Perhaps that will be the rise of 'vertical search' – search engines whose purpose follows a single function (eg. using Amazon to search for products to buy, eBay to search for cheap deals, Wikipedia to search for information, Wolfram Alpha to search for data, Facebook or LinkedIn to search for people etc.)

Another possibility is that there will be a change in the way information on the internet is published – Google can only index what it can see, so it is threatened by 'personal' content made private except to trusted friends/family, and by publishers putting content behind paywalls or pulling out of Google (such as the friction in France and Brazil between Google and publishers.)

Another possible threat is a change in the way that people 'search' – for example, asking Siri questions which it then uses one of a number of dedicated services to get the best information for.

Common Ground?
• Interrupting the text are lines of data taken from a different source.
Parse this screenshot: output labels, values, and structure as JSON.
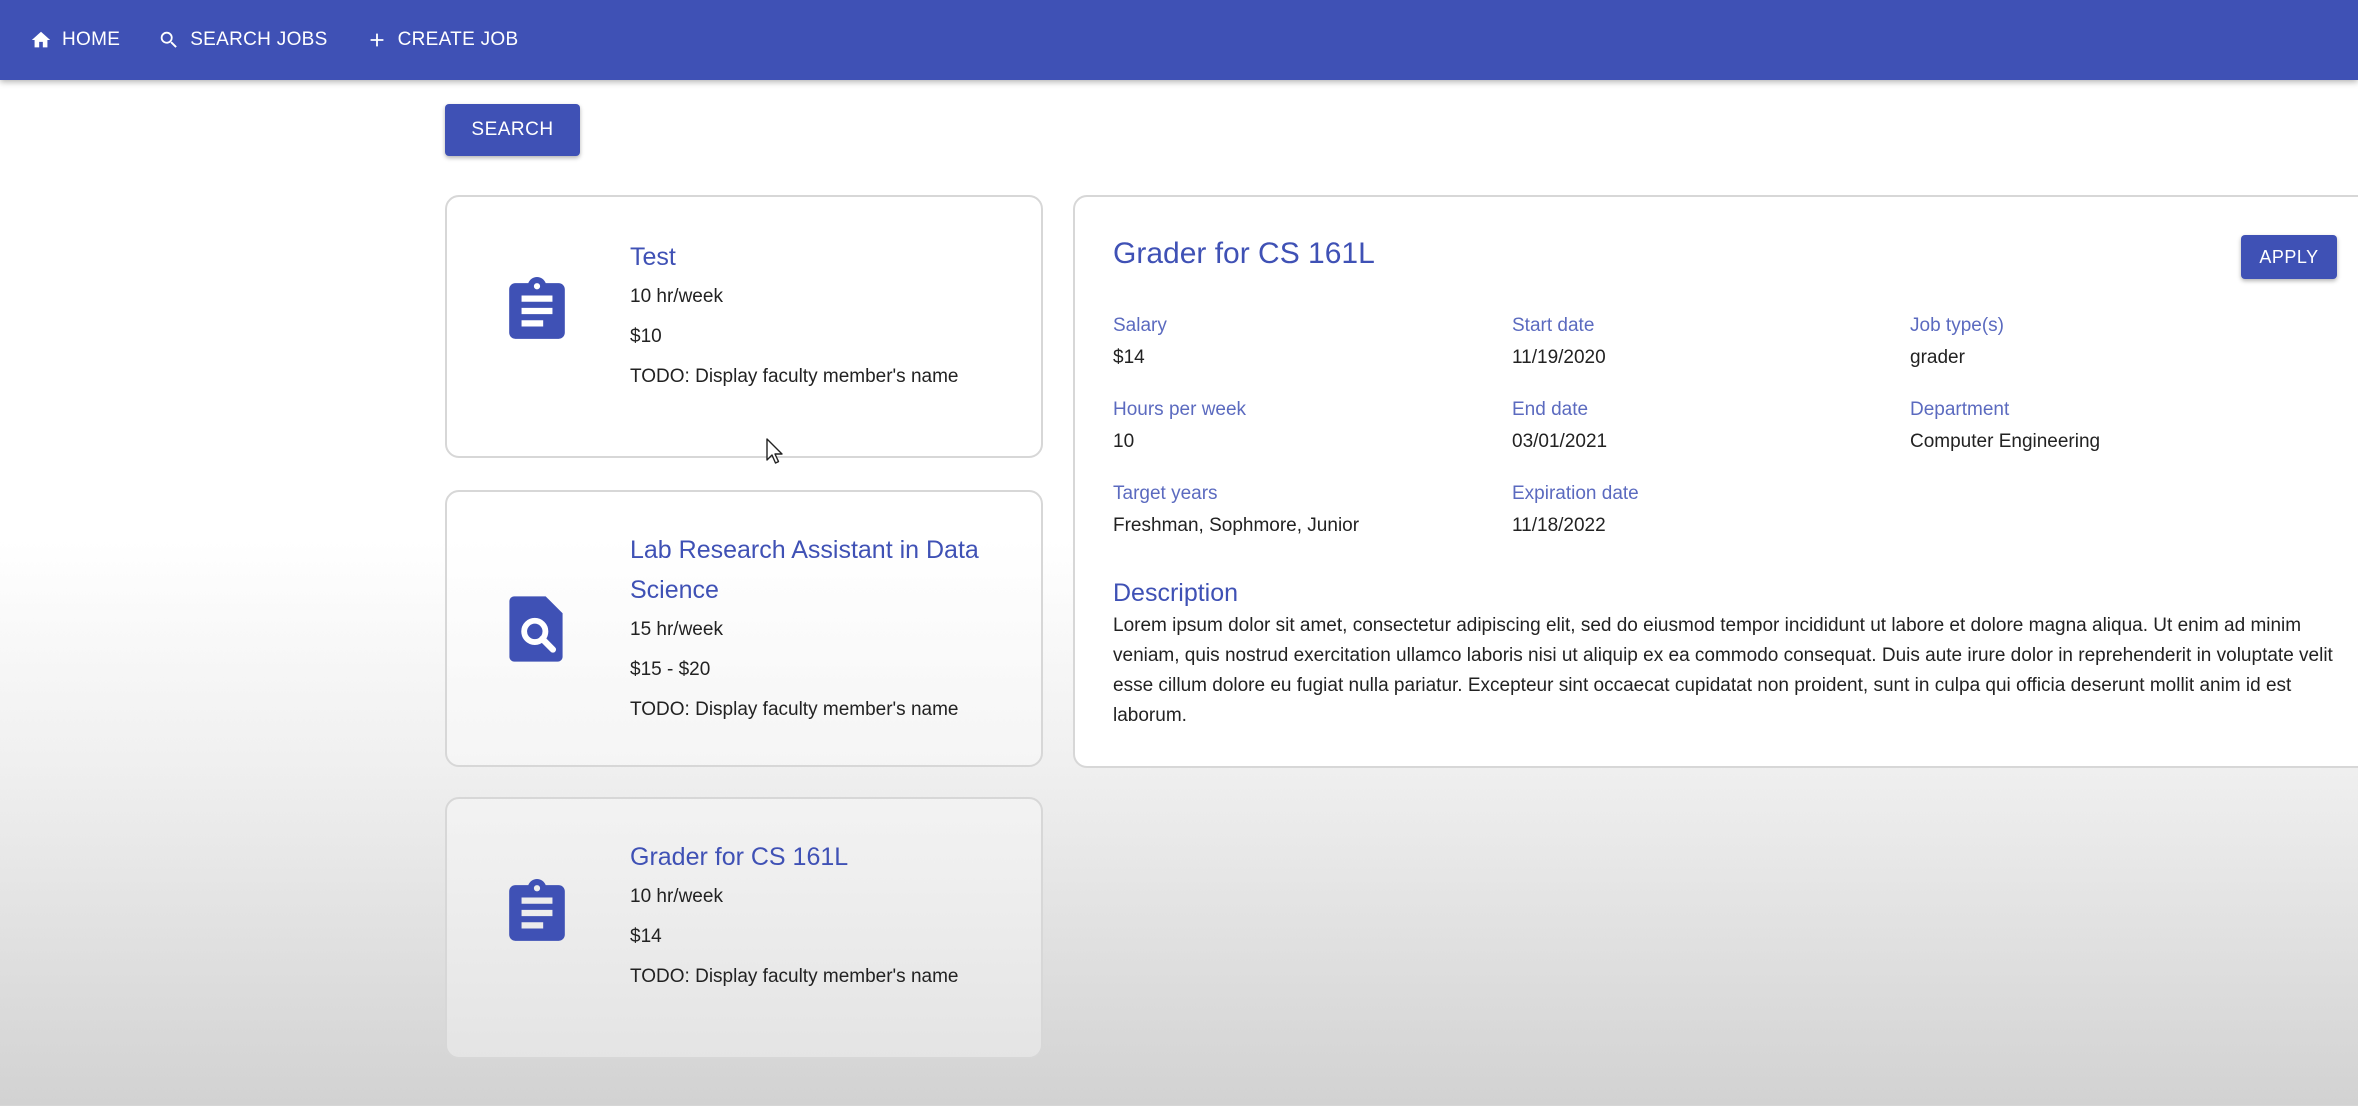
{
  "nav": {
    "home": "HOME",
    "search_jobs": "SEARCH JOBS",
    "create_job": "CREATE JOB"
  },
  "search_button": "SEARCH",
  "jobs": [
    {
      "title": "Test",
      "hours": "10 hr/week",
      "pay": "$10",
      "faculty": "TODO: Display faculty member's name",
      "icon": "clipboard-icon"
    },
    {
      "title": "Lab Research Assistant in Data Science",
      "hours": "15 hr/week",
      "pay": "$15 - $20",
      "faculty": "TODO: Display faculty member's name",
      "icon": "file-search-icon"
    },
    {
      "title": "Grader for CS 161L",
      "hours": "10 hr/week",
      "pay": "$14",
      "faculty": "TODO: Display faculty member's name",
      "icon": "clipboard-icon"
    }
  ],
  "detail": {
    "title": "Grader for CS 161L",
    "apply_label": "APPLY",
    "salary_label": "Salary",
    "salary": "$14",
    "start_date_label": "Start date",
    "start_date": "11/19/2020",
    "job_types_label": "Job type(s)",
    "job_types": "grader",
    "hours_label": "Hours per week",
    "hours": "10",
    "end_date_label": "End date",
    "end_date": "03/01/2021",
    "department_label": "Department",
    "department": "Computer Engineering",
    "target_years_label": "Target years",
    "target_years": "Freshman, Sophmore, Junior",
    "expiration_label": "Expiration date",
    "expiration": "11/18/2022",
    "description_label": "Description",
    "description": "Lorem ipsum dolor sit amet, consectetur adipiscing elit, sed do eiusmod tempor incididunt ut labore et dolore magna aliqua. Ut enim ad minim veniam, quis nostrud exercitation ullamco laboris nisi ut aliquip ex ea commodo consequat. Duis aute irure dolor in reprehenderit in voluptate velit esse cillum dolore eu fugiat nulla pariatur. Excepteur sint occaecat cupidatat non proident, sunt in culpa qui officia deserunt mollit anim id est laborum."
  },
  "colors": {
    "primary": "#3f51b5"
  }
}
So, a significant threat to Apple's business is the growth of online services that supersede 'desktop' software (by which I'm also taking about iPhone/iPad apps.) While a threat to Google's business is the growth of services that offer an alternative to Search. Even though their customers and businesses are in very different areas, the one thing they have in common is being each other's greatest external threat.

Perhaps they will just be locked into a perpetual competition; the market of several gaming platforms led to years of intense competition and innovation, which was good for growing the wider market. If Coke and Pepsi didn't have each other to compete with, maybe we would be seeing a wider variety of soft drinks than cola everywhere. So maybe continued innovation into the next generations of computing technology will simply lead to faster innovation — Apple developing premium products, and Google disrupting the low end of the market so that nobody becomes dominant enough to block them.

To be honest, either alternative – one company getting big enough to suffocate the other – doesn't sound like as much fun to me.